[Data items]
★ ★ ★ ★ ★

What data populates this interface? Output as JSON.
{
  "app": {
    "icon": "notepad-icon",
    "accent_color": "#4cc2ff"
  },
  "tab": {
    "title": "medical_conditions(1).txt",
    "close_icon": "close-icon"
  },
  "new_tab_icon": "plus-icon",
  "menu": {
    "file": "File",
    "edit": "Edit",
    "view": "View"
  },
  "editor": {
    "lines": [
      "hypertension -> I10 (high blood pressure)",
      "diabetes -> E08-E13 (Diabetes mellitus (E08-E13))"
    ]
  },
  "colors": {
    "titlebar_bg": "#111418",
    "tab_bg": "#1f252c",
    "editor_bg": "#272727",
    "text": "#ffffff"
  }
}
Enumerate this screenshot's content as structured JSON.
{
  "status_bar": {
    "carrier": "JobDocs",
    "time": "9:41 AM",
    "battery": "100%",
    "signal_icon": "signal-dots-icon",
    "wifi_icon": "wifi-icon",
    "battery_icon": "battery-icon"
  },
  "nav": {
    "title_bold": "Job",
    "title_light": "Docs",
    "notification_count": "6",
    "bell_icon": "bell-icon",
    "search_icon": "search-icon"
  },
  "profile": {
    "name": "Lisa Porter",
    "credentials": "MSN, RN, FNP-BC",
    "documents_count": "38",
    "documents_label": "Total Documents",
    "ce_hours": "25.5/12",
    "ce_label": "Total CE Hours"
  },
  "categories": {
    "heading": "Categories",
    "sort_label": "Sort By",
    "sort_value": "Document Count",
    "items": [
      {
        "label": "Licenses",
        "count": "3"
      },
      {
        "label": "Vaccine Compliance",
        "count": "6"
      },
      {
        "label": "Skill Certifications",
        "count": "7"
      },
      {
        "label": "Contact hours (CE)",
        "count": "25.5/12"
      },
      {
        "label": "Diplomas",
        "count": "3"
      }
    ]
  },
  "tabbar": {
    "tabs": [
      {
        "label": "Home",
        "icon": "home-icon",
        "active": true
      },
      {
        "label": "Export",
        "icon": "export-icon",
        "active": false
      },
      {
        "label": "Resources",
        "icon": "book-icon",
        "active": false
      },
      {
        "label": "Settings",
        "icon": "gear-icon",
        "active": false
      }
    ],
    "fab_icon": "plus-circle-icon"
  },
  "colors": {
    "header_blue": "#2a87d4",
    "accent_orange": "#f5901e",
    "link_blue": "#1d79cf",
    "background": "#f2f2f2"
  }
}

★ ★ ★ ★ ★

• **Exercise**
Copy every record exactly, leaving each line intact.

• **Task response**
What data populates this interface? Output as JSON.
{
  "app": {
    "icon": "notepad-icon",
    "accent_color": "#4cc2ff"
  },
  "tab": {
    "title": "medical_conditions(1).txt",
    "close_icon": "close-icon"
  },
  "new_tab_icon": "plus-icon",
  "menu": {
    "file": "File",
    "edit": "Edit",
    "view": "View"
  },
  "editor": {
    "lines": [
      "hypertension -> I10 (high blood pressure)",
      "diabetes -> E08-E13 (Diabetes mellitus (E08-E13))"
    ]
  },
  "colors": {
    "titlebar_bg": "#111418",
    "tab_bg": "#1f252c",
    "editor_bg": "#272727",
    "text": "#ffffff"
  }
}
Enumerate this screenshot's content as structured JSON.
{
  "status_bar": {
    "carrier": "JobDocs",
    "time": "9:41 AM",
    "battery": "100%",
    "signal_icon": "signal-dots-icon",
    "wifi_icon": "wifi-icon",
    "battery_icon": "battery-icon"
  },
  "nav": {
    "title_bold": "Job",
    "title_light": "Docs",
    "notification_count": "6",
    "bell_icon": "bell-icon",
    "search_icon": "search-icon"
  },
  "profile": {
    "name": "Lisa Porter",
    "credentials": "MSN, RN, FNP-BC",
    "documents_count": "38",
    "documents_label": "Total Documents",
    "ce_hours": "25.5/12",
    "ce_label": "Total CE Hours"
  },
  "categories": {
    "heading": "Categories",
    "sort_label": "Sort By",
    "sort_value": "Document Count",
    "items": [
      {
        "label": "Licenses",
        "count": "3"
      },
      {
        "label": "Vaccine Compliance",
        "count": "6"
      },
      {
        "label": "Skill Certifications",
        "count": "7"
      },
      {
        "label": "Contact hours (CE)",
        "count": "25.5/12"
      },
      {
        "label": "Diplomas",
        "count": "3"
      }
    ]
  },
  "tabbar": {
    "tabs": [
      {
        "label": "Home",
        "icon": "home-icon",
        "active": true
      },
      {
        "label": "Export",
        "icon": "export-icon",
        "active": false
      },
      {
        "label": "Resources",
        "icon": "book-icon",
        "active": false
      },
      {
        "label": "Settings",
        "icon": "gear-icon",
        "active": false
      }
    ],
    "fab_icon": "plus-circle-icon"
  },
  "colors": {
    "header_blue": "#2a87d4",
    "accent_orange": "#f5901e",
    "link_blue": "#1d79cf",
    "background": "#f2f2f2"
  }
}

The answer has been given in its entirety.